Thankfully she ate her lunch – in between sobs – and I got mine packed to go. We braved the short block and a half to our home – amidst the sobs – and now we are home. And it’s only 2pm. And she’s still not peed.
Wish us luck.
I just got this note from Lily’s teacher. After yesterday (we were at the hospital for a scheduled appointment for most of the afternoon – she was a champ throughout), this kid deserved to have a great day!

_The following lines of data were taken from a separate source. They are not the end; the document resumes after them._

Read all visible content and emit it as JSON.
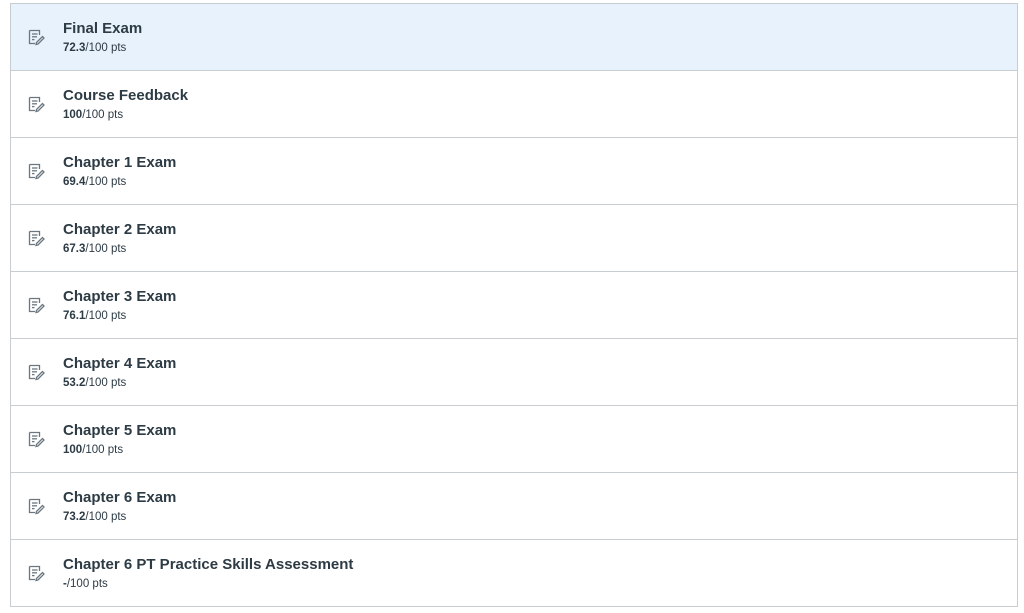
{
  "assignments": [
    {
      "title": "Final Exam",
      "earned": "72.3",
      "possible": "/100 pts",
      "icon": "quiz-icon",
      "active": true
    },
    {
      "title": "Course Feedback",
      "earned": "100",
      "possible": "/100 pts",
      "icon": "quiz-icon",
      "active": false
    },
    {
      "title": "Chapter 1 Exam",
      "earned": "69.4",
      "possible": "/100 pts",
      "icon": "quiz-icon",
      "active": false
    },
    {
      "title": "Chapter 2 Exam",
      "earned": "67.3",
      "possible": "/100 pts",
      "icon": "quiz-icon",
      "active": false
    },
    {
      "title": "Chapter 3 Exam",
      "earned": "76.1",
      "possible": "/100 pts",
      "icon": "quiz-icon",
      "active": false
    },
    {
      "title": "Chapter 4 Exam",
      "earned": "53.2",
      "possible": "/100 pts",
      "icon": "quiz-icon",
      "active": false
    },
    {
      "title": "Chapter 5 Exam",
      "earned": "100",
      "possible": "/100 pts",
      "icon": "quiz-icon",
      "active": false
    },
    {
      "title": "Chapter 6 Exam",
      "earned": "73.2",
      "possible": "/100 pts",
      "icon": "quiz-icon",
      "active": false
    },
    {
      "title": "Chapter 6 PT Practice Skills Assessment",
      "earned": "-",
      "possible": "/100 pts",
      "icon": "quiz-icon",
      "active": false
    }
  ],
  "colors": {
    "text": "#2d3b45",
    "border": "#c7cdd1",
    "active_bg": "#e8f2fc",
    "icon": "#6b7780"
  }
}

Lily had a great day! She was hungry at the end of the day, and was drinking more of her smoothie as she walked out of class. She may want a snack when communication camp is over. I gave her a blueberry cereal bar, which she loved (recorded it in her food diary). She squealed with delight when we brought it out. At recess, she was walking up to kids from other classes and giving big smiles. It was awesome! She was using her hands a lot today. With an elbow tap, she waved several times (at Ally and then again at the student in the attached picture, Jamie). She also gave a high five. She kept her hands in the shaving cream without support for I think 27 seconds! She also was playing with a switch operated toy in which you push a button to make a toy dog walk/bark. She was laughing and working hard. Great job sorting during math and working on letter ID activities as well.

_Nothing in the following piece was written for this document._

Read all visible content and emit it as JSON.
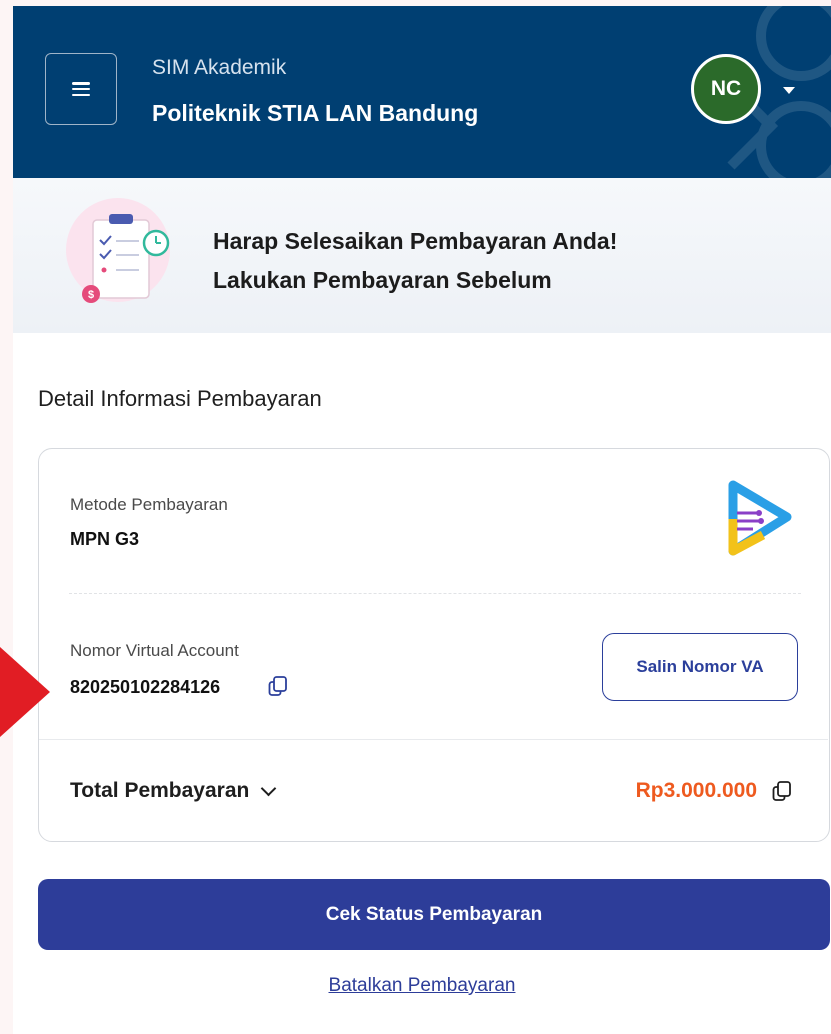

I’m so proud of this kid!
This note came home on picture day:
Lily had a fantastic day! She was so excited for picture day. She looked like a model in her pictures. She posed very well for the photographer. She worked so hard the rest of the day. Lots of energy today! Miss Ariel (one of Lily’s therapists) said, ‘Lily, I want to hear your voice.’ And she yelled for us! She also requested ‘clementine’ ‘smoothie’ and ‘juice’ during snack time. Then she said it was ‘yummy.’ Also, one of her teachers was talking to Lily and the teacher said, ‘I’m not sure if you heard me Lily’ and Lily replied (via the tobii, with zero assistance), ‘I understand.’ This kid!

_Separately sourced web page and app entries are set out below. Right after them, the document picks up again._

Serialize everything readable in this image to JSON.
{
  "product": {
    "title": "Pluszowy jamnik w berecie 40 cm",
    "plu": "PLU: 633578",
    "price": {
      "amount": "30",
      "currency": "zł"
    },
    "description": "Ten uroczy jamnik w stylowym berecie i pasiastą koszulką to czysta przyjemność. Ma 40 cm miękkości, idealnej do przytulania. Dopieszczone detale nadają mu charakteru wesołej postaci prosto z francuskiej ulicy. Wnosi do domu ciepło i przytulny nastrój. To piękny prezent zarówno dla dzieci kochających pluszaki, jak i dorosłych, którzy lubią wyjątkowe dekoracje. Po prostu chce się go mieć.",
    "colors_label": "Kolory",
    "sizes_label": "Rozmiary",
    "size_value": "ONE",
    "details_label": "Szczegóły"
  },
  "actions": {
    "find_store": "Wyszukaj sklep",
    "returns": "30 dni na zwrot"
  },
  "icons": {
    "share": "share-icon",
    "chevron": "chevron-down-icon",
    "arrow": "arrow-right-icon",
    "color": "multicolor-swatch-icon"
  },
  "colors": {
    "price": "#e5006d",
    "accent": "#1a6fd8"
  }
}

We get the photos in a few weeks. I’ll be sure to share them.
The other week I launched a matching campaign to celebrate Lily’s birthday. I was overwhelmed by the donations that came pouring in. Within 24 hours, we had raised well over the $1500 target. The campaign is now at 12% of my fundraising goal for the year. Obviously we still have a ways to go but please continue to share this link with family and friends near and far. We are getting so close to a cure and holy cow do we need this now more than ever.
On February 8th, Lily is going to be six years old. In honor of her upcoming birthday and my unwavering desire to obliterate Rett Syndrome, I will match up to a total of $1500 donated to her RettGive.org page between today and the 8th.
I’m so proud of this kid – she literally smiles in the face of adversity. I see it every day when she’s struggling to stand, walk or breathe. I see how hard she works to do – well – almost anything right now. I pray for the day when Rett Syndrome will be just a painful memory.
For those who have already generously donated… from the bottom of my heart, thank you! Your support and love is palpable. For those who’ve not gotten around to it yet, or don’t feel that giving $10 or $20 will make a difference, believe me when I say that every dollar counts.
Lily is the bravest, sweetest, smartest, hardest working almost 6 year old that I know. And I know that one day in the near future she, and her Rett sisters, will be cured. But without funding, it will remain a pipedream.